*** Records for this task
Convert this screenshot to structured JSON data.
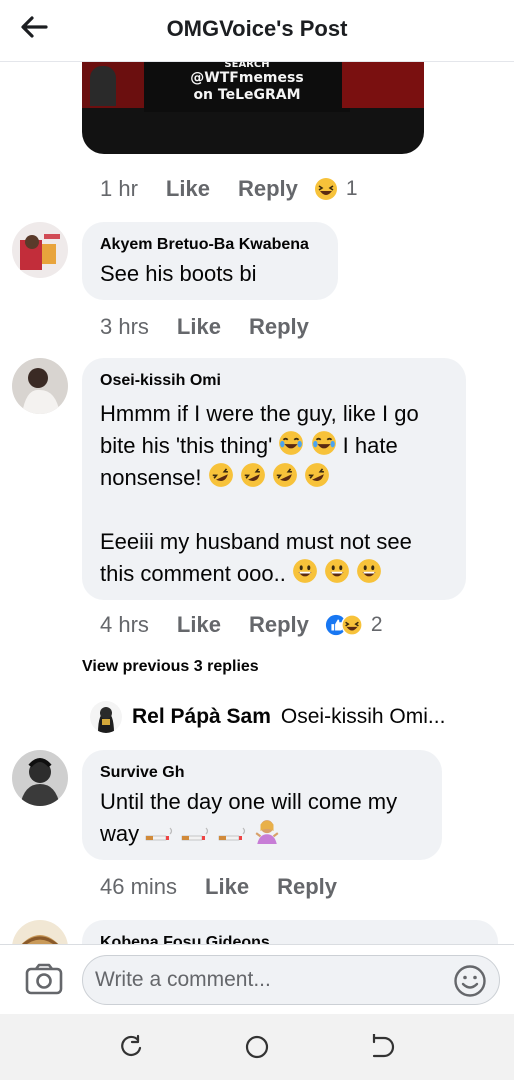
{
  "header": {
    "title": "OMGVoice's Post"
  },
  "media": {
    "line1": "SEARCH",
    "line2": "@WTFmemess",
    "line3": "on TeLeGRAM"
  },
  "post_actions": {
    "time": "1 hr",
    "like": "Like",
    "reply": "Reply",
    "reaction_count": "1"
  },
  "comments": [
    {
      "author": "Akyem Bretuo-Ba Kwabena",
      "text": "See his boots bi",
      "time": "3 hrs",
      "like": "Like",
      "reply": "Reply"
    },
    {
      "author": "Osei-kissih Omi",
      "line1": "Hmmm if I were the guy, like I go",
      "line2a": "bite his 'this thing'",
      "line2b": "I hate",
      "line3": "nonsense!",
      "line4": "Eeeiii my husband must not see",
      "line5": "this comment ooo..",
      "time": "4 hrs",
      "like": "Like",
      "reply": "Reply",
      "reaction_count": "2"
    },
    {
      "author": "Survive Gh",
      "line1": "Until the day one will come my",
      "line2": "way",
      "time": "46 mins",
      "like": "Like",
      "reply": "Reply"
    },
    {
      "author": "Kobena Fosu Gideons"
    }
  ],
  "replies": {
    "view_previous": "View previous 3 replies",
    "latest_author": "Rel Pápà Sam",
    "latest_text": "Osei-kissih Omi..."
  },
  "composer": {
    "placeholder": "Write a comment..."
  },
  "colors": {
    "meta_gray": "#65676b",
    "bubble_bg": "#f0f2f5",
    "like_blue": "#1877f2"
  }
}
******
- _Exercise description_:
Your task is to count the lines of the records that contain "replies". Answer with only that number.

- _Output of the task_:
2